Interface dataset entries
:::

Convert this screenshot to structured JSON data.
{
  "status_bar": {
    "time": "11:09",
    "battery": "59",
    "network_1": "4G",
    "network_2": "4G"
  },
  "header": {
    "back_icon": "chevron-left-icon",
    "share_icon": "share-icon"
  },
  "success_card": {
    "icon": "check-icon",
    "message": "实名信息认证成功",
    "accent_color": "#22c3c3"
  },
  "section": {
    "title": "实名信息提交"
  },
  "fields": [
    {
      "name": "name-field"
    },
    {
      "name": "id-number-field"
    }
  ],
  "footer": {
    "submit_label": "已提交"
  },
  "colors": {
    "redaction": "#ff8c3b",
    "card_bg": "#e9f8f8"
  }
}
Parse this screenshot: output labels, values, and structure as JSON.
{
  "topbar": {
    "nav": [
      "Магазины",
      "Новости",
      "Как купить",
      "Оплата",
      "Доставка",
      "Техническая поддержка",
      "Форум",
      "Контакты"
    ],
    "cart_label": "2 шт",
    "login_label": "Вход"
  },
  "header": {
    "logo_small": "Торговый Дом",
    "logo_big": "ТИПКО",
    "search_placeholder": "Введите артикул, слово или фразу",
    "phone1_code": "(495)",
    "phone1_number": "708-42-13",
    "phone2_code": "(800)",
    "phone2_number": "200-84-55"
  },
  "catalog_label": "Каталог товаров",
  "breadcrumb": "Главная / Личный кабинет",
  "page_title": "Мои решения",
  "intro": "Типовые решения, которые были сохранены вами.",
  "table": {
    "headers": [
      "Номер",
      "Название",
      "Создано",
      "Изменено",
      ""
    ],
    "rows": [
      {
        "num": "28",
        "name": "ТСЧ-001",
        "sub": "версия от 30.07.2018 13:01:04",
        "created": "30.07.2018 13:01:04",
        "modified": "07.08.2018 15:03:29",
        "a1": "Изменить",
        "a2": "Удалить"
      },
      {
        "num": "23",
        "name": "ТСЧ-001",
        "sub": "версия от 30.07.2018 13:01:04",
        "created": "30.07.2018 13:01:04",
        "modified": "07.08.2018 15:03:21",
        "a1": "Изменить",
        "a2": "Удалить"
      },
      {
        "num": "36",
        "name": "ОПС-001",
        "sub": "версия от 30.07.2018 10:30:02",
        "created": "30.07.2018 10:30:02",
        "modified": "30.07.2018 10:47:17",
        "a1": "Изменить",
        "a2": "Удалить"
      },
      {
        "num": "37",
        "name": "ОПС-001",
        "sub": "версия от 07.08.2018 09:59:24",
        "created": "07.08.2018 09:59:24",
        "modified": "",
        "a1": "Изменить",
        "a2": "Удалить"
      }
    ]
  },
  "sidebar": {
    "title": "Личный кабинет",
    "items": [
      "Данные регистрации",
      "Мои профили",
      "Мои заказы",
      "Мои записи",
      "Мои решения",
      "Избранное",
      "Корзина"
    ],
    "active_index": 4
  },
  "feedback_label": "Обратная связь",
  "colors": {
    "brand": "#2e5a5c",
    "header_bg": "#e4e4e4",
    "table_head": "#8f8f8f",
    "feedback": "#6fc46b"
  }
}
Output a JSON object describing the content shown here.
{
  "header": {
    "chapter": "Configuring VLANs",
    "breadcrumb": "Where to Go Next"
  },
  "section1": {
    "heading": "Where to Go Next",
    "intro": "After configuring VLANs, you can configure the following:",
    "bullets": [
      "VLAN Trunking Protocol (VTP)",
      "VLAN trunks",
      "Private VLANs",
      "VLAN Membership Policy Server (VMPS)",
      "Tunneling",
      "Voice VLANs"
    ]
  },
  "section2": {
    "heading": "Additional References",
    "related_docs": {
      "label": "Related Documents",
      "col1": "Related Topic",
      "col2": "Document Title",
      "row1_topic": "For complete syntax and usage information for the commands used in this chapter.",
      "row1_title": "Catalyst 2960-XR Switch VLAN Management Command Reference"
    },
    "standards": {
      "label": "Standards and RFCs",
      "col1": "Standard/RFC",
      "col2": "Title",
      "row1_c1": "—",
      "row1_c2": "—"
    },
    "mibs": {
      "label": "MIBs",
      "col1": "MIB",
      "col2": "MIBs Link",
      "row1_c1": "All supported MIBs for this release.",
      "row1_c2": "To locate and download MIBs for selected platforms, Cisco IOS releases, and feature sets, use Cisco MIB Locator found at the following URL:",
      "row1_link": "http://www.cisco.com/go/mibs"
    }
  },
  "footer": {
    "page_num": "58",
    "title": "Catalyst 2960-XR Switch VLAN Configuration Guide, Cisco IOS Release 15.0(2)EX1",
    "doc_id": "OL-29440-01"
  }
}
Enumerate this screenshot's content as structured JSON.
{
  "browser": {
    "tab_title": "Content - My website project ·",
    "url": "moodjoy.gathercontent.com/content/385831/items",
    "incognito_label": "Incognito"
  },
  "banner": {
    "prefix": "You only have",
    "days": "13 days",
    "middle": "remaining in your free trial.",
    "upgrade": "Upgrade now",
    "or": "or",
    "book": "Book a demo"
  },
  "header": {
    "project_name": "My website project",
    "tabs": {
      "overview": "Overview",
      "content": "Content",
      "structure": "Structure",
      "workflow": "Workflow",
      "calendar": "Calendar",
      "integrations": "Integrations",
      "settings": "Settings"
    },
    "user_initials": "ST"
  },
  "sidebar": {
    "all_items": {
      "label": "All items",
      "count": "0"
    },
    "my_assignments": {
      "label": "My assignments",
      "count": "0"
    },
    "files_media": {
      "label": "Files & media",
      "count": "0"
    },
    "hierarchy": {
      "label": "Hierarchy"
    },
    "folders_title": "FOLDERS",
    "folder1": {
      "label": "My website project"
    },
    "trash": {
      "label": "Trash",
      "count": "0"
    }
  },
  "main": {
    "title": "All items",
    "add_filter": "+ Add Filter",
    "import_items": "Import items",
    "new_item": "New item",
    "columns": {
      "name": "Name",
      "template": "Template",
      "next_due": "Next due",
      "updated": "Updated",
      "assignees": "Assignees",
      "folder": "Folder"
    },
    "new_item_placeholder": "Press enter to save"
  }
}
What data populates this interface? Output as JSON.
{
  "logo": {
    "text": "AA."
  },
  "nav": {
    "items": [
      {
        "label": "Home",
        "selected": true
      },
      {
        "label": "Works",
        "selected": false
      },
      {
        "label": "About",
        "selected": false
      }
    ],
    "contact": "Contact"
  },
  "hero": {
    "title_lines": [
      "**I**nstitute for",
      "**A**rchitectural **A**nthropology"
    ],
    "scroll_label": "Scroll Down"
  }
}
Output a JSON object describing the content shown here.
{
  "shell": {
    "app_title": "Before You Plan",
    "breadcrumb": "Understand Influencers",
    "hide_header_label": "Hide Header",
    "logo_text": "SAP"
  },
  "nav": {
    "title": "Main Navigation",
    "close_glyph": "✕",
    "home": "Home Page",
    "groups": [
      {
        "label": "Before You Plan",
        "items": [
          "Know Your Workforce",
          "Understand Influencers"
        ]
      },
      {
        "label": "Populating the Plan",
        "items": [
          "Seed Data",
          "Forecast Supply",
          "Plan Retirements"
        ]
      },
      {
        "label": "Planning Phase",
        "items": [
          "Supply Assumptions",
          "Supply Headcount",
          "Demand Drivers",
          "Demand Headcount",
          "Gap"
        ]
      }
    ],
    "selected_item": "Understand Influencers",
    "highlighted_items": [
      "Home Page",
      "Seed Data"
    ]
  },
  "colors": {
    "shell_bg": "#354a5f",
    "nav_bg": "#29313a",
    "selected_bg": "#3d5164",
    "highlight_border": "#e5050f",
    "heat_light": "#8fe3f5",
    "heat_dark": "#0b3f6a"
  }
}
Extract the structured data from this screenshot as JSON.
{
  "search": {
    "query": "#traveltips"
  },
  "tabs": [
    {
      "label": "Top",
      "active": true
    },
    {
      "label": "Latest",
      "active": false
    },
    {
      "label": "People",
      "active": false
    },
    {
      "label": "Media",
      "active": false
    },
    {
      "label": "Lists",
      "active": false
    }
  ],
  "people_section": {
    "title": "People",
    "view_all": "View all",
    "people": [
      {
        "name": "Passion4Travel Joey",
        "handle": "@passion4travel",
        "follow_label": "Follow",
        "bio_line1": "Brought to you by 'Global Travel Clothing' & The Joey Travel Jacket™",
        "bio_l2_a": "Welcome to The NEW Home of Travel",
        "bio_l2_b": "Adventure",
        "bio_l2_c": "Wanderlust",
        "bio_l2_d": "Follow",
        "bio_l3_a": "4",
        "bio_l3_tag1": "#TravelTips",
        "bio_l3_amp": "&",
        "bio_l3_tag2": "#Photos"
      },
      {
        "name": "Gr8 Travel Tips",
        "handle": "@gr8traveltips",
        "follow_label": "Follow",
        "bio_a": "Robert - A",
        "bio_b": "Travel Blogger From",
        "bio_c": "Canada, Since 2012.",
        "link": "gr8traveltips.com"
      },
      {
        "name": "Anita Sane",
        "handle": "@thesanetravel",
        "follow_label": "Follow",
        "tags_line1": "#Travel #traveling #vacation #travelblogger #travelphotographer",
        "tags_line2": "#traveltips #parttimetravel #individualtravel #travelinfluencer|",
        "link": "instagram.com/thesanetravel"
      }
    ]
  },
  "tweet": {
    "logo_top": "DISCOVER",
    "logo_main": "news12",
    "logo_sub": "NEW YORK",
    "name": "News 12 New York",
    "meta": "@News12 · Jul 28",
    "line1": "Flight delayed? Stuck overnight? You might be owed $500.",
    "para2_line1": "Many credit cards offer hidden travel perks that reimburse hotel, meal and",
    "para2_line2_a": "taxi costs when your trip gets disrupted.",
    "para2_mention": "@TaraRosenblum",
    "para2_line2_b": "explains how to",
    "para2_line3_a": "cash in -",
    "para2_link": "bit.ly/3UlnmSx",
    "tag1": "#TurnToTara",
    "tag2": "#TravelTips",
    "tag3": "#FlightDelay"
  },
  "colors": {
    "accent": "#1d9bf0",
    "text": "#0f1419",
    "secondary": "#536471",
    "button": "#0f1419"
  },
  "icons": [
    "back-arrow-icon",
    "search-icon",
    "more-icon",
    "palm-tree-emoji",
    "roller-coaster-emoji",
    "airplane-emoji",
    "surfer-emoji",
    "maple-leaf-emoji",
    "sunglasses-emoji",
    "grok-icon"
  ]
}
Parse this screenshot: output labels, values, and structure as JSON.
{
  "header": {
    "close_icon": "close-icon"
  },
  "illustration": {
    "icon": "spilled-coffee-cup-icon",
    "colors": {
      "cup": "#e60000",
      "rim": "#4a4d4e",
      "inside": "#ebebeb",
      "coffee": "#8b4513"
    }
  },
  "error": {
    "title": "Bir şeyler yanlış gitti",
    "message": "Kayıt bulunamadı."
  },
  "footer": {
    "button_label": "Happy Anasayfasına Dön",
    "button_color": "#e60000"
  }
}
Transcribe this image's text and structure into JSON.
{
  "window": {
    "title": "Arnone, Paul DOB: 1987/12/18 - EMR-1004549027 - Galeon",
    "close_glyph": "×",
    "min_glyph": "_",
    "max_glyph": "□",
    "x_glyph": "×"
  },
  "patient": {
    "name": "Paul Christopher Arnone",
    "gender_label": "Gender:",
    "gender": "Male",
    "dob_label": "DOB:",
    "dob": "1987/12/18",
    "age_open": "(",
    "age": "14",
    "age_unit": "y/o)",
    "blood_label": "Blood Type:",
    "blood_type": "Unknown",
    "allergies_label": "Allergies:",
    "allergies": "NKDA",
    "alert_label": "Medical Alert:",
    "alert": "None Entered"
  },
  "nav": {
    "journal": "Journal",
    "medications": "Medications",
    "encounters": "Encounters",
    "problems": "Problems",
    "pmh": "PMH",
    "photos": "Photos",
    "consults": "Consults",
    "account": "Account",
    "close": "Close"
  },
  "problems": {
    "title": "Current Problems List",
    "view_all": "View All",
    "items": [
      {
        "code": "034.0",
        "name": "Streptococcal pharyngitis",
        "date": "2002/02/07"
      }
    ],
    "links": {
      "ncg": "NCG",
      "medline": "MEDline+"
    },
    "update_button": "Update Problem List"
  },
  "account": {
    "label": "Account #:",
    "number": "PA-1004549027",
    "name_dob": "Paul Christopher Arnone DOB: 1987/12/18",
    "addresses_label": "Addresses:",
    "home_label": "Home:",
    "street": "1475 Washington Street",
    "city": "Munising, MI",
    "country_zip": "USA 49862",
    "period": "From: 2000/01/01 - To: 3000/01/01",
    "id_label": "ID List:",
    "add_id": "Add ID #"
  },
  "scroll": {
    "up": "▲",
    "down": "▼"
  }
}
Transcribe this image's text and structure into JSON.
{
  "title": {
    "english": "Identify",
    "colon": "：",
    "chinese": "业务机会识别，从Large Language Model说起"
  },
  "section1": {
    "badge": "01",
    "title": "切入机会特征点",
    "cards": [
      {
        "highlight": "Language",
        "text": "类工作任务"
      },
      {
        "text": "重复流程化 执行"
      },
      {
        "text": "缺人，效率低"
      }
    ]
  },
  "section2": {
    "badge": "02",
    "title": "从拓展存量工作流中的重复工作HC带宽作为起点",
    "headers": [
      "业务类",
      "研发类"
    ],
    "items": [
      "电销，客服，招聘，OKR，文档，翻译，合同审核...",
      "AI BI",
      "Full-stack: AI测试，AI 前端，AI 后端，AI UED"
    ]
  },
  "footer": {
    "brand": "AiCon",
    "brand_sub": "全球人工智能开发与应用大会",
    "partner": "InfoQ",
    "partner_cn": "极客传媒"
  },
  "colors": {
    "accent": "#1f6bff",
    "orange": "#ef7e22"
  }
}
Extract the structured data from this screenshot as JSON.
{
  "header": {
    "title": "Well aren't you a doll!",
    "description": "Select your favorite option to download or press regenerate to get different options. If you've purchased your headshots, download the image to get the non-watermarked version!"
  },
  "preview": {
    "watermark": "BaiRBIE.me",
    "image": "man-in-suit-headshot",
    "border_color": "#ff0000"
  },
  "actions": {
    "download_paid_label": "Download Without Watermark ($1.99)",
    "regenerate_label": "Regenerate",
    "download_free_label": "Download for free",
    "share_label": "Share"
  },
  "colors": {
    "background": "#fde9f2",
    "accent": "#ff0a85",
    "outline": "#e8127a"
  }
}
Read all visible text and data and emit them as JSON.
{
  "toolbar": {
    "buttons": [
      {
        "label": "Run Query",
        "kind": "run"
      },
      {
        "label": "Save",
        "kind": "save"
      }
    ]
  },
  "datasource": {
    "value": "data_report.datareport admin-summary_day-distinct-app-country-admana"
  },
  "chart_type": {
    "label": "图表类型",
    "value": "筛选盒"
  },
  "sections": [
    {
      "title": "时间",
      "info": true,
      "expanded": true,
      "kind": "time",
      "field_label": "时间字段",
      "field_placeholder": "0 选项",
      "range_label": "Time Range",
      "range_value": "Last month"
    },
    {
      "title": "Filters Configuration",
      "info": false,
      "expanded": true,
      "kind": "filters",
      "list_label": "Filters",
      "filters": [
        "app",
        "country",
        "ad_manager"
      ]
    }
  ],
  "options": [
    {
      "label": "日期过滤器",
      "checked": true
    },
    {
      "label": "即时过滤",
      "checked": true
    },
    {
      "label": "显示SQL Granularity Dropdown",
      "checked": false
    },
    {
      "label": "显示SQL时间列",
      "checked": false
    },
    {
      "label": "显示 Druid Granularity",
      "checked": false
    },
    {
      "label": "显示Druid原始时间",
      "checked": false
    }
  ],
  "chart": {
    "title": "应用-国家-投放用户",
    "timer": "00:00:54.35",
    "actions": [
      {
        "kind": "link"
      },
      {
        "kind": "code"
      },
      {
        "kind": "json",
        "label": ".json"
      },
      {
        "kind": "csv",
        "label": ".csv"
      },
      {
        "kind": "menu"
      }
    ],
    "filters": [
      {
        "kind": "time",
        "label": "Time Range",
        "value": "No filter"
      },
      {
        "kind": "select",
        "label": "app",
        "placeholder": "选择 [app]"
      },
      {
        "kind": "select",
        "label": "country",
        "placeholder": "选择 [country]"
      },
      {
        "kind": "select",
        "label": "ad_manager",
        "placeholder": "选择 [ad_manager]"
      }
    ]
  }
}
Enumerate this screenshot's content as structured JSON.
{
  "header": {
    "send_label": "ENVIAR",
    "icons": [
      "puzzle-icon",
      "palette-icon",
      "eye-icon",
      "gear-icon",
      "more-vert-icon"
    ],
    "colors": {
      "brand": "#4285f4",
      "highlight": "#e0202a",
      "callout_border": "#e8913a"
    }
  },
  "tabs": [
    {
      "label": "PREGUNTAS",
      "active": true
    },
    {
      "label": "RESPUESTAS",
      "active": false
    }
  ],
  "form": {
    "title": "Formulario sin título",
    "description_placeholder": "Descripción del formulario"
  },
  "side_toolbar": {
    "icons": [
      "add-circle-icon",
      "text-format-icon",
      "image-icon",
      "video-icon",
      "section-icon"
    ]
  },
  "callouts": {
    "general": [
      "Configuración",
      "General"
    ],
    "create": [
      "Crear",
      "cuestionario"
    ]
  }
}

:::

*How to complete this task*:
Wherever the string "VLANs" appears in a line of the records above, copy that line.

*Solution for this exercise*:
    "chapter": "Configuring VLANs",
    "intro": "After configuring VLANs, you can configure the following:",
      "Private VLANs",
      "Voice VLANs"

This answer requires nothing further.